How to Run Auspice

Auspice is run as a command line program – auspice – with various subcommands. You can run each command with --help attached to see help from the command line.

  • auspice view --help (this is the main command for interacting with Auspice)

  • auspice build --help

  • auspice develop --help

  • auspice convert --help

How to Get an Example Dataset Up and Running

In order to get up and running you’ll need to have some datasets to visualise. For the purposes of getting Auspice up and running you can download the current Zika dataset via:

mkdir datasets
curl --compressed -o datasets/zika.json

And then run auspice via:

auspice view --datasetDir datasets

This will allow you to run Auspice locally (i.e. from your computer) and view the dataset which is behind See below for how to download all of the data available on

To analyse your own data, please see the tutorials on the nextstrain docs.

auspice view

This is the main command we’ll run Auspice with, as it makes Auspice available in a web browser for you. There are two common arguments used:

argument name

data supplied




Directory where datasets (JSONs) are sourced. This is ignored if you define custom handlers.



Directory where narratives (Markdown files) are sourced. This is ignored if you define custom handlers.

For more complicated setups, where you define your own server handlers, see supplying custom handlers to the Auspice server.

auspice build

Build the client source code bundle. This is needed in three cases:

  1. You have installed Auspice from source, or updated the source code.

  2. You are editing the source code and need to rebuild the client

  3. You wish to build a customised version of the Auspice client. See Customising Auspice for more info.

auspice develop

Launch Auspice in development mode. This runs a local server and uses hot-reloading to allow automatic updating as you edit the code.

This is only useful if you are editing the client source code!

auspice convert

This is a utility command to convert between dataset formats. Currently, it only converts “Auspice v1” JSONs into “Auspice v2” JSONs, using the same code that is programatically importable.

Right now, auspice view will automatically convert “v1” JSONs into “v2” JSONs, so there’s no need to do this yourself.

Input File Formats

Auspice is agnostic about the data it visualises – they don’t have to be viral genomes, or real-time, or generated in Augur. (They do, however have to be in a specific file format.)

Auspice takes two different file types:

  • Datasets (the tree, map, etc.), which are defined as one or more JSON files.

  • Narratives, which are specified as a Markdown file.
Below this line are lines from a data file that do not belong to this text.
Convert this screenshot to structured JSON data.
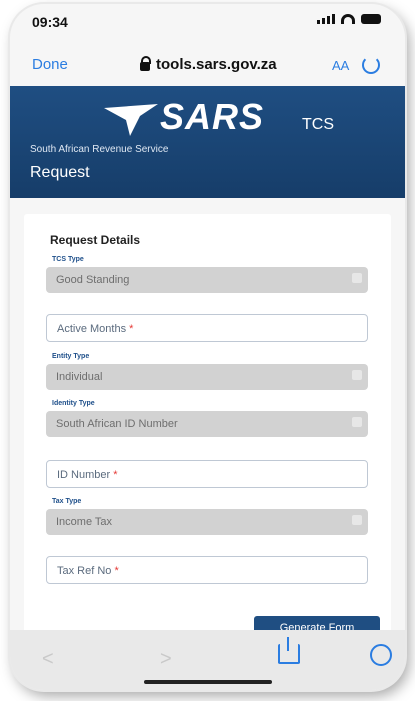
{
  "status_bar": {
    "time": "09:34"
  },
  "browser": {
    "done_label": "Done",
    "url": "tools.sars.gov.za",
    "text_size_label": "AA"
  },
  "header": {
    "brand": "SARS",
    "service_code": "TCS",
    "organisation": "South African Revenue Service",
    "page_title": "Request"
  },
  "form": {
    "title": "Request Details",
    "tcs_type": {
      "label": "TCS Type",
      "value": "Good Standing"
    },
    "active_months": {
      "placeholder": "Active Months",
      "required_mark": "*"
    },
    "entity_type": {
      "label": "Entity Type",
      "value": "Individual"
    },
    "identity_type": {
      "label": "Identity Type",
      "value": "South African ID Number"
    },
    "id_number": {
      "placeholder": "ID Number",
      "required_mark": "*"
    },
    "tax_type": {
      "label": "Tax Type",
      "value": "Income Tax"
    },
    "tax_ref": {
      "placeholder": "Tax Ref No",
      "required_mark": "*"
    },
    "generate_button": "Generate Form"
  },
  "colors": {
    "header_blue": "#1f4e82",
    "link_blue": "#2b7de1",
    "required_red": "#e53935"
  }
}
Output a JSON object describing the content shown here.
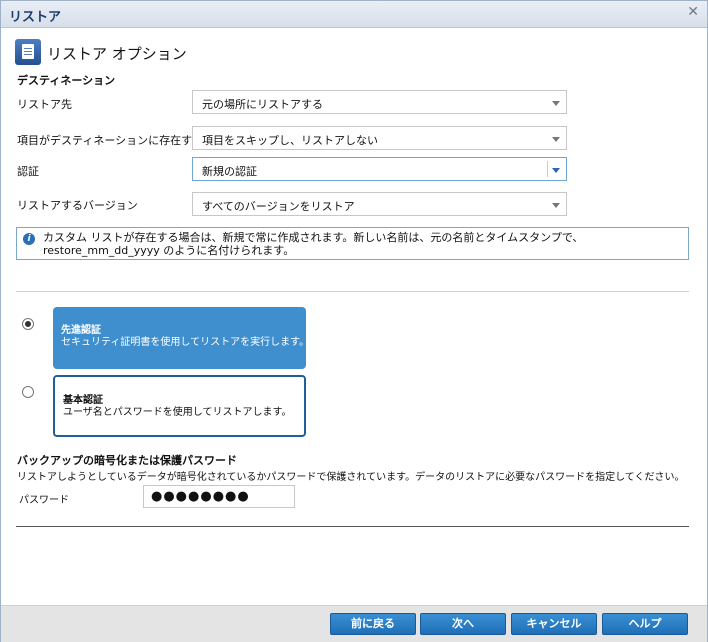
{
  "window": {
    "title": "リストア"
  },
  "header": {
    "title": "リストア オプション"
  },
  "destination": {
    "section": "デスティネーション",
    "rows": [
      {
        "label": "リストア先",
        "value": "元の場所にリストアする"
      },
      {
        "label": "項目がデスティネーションに存在する場合",
        "value": "項目をスキップし、リストアしない"
      },
      {
        "label": "認証",
        "value": "新規の認証"
      },
      {
        "label": "リストアするバージョン",
        "value": "すべてのバージョンをリストア"
      }
    ]
  },
  "info": {
    "text": "カスタム リストが存在する場合は、新規で常に作成されます。新しい名前は、元の名前とタイムスタンプで、restore_mm_dd_yyyy のように名付けられます。"
  },
  "auth": {
    "options": [
      {
        "title": "先進認証",
        "description": "セキュリティ証明書を使用してリストアを実行します。",
        "checked": true
      },
      {
        "title": "基本認証",
        "description": "ユーザ名とパスワードを使用してリストアします。",
        "checked": false
      }
    ]
  },
  "password": {
    "title": "バックアップの暗号化または保護パスワード",
    "description": "リストアしようとしているデータが暗号化されているかパスワードで保護されています。データのリストアに必要なパスワードを指定してください。",
    "label": "パスワード",
    "value": "●●●●●●●●"
  },
  "footer": {
    "back": "前に戻る",
    "next": "次へ",
    "cancel": "キャンセル",
    "help": "ヘルプ"
  },
  "colors": {
    "accent": "#3f8fcf",
    "button": "#1f6fb8"
  }
}
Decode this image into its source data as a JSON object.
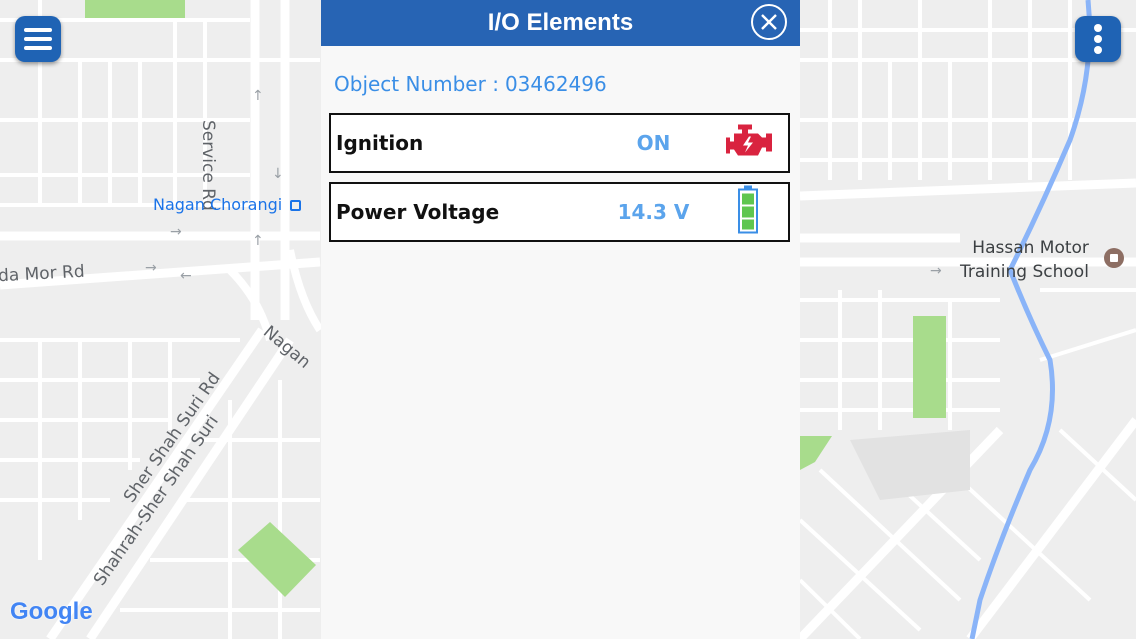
{
  "map": {
    "labels": {
      "service_rd": "Service Rd",
      "nagan_chorangi": "Nagan Chorangi",
      "da_mor_rd": "da Mor Rd",
      "nagan": "Nagan",
      "sher_shah_suri_rd": "Sher Shah Suri Rd",
      "shahrah_sher_shah_suri": "Shahrah-Sher Shah Suri",
      "hassan_motor_line1": "Hassan Motor",
      "hassan_motor_line2": "Training School"
    },
    "attribution": "Google",
    "colors": {
      "background": "#eeeeee",
      "road": "#ffffff",
      "park": "#a8dc8c",
      "river": "#8ab4f8"
    }
  },
  "controls": {
    "menu_icon": "hamburger-menu-icon",
    "more_icon": "vertical-dots-icon",
    "accent": "#1f63b4"
  },
  "panel": {
    "title": "I/O Elements",
    "close_icon": "close-circle-icon",
    "object_label": "Object Number :",
    "object_number": "03462496",
    "items": [
      {
        "label": "Ignition",
        "value": "ON",
        "icon": "engine-icon",
        "icon_color": "#d9233f"
      },
      {
        "label": "Power Voltage",
        "value": "14.3 V",
        "icon": "battery-full-icon",
        "icon_color": "#5fc64f"
      }
    ],
    "colors": {
      "header": "#2764b4",
      "value": "#5ba4ec",
      "object": "#3a8ee6"
    }
  }
}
See the Server API for more details about the file formats an Auspice server (e.g. auspice view) sends to the client.

Dataset JSONs

Currently we mainly use Augur to create these datasets. See the Nextstrain documentation for more details on this process.

Datasets JSONs include:

  • Auspice v2 JSON (required) - schema here. It includes the following information:
    • tree: The tree structure encoded as a deeply nested JSON object.
      • Traits (such as country, divergence, collection date, attributions, etc.) are stored on each node.

      • The presence of a children property indicates that it’s an internal node and contains the child objects.

    • metadata: Additional data to control and inform the visualization.

  • Frequency JSON (optional) - example here


We are working on ways to make datasets in Newick / Nexus formats available. You can see an early prototype of this at where you can drop on Newick (and CSV) files. Using BEAST trees is possible, but you have to use Augur to convert them first.


If you happen to maintain builds that rely on Auspice v1, don’t worry - Auspice v2 is backward compatible and accepts the v1 format as well. The v1 schema is also available below. See the v2 release notes for details and motivation for the v2 format.

Auspice v1 JSONs (for backwards compatibility use only)

Auspice works with the v1 format for backwards compatibility. The zika dataset we download above is in this format.

This format includes:

  • Tree JSON (required) - schema here
    • The same tree information as in the v2 JSON above in a separate file whose name must end with _tree.json.

  • Metadata JSON (required) - schema here
    • The same metadata information as in the v2 JSON above in a separate file whose name must end with _meta.json and have the same prefix as the tree JSON above.

  • Frequency JSON (optional) - example here


For narratives, please see Writing a Narrative for a description of the file format.

Obtaining a Set of Input Files

If you’d like to download the dataset JSONs which are behind the core-datasets shown on, then you can run this script which will create a ./data directory for you.

The nextstrain-maintained narratives are stored in the nextstrain/narratives github repo. You can obtain these by cloning that repo.

You can then run auspice view --datasetDir data --narrativeDir <path-to-narratives> to visualise all of the datasets locally.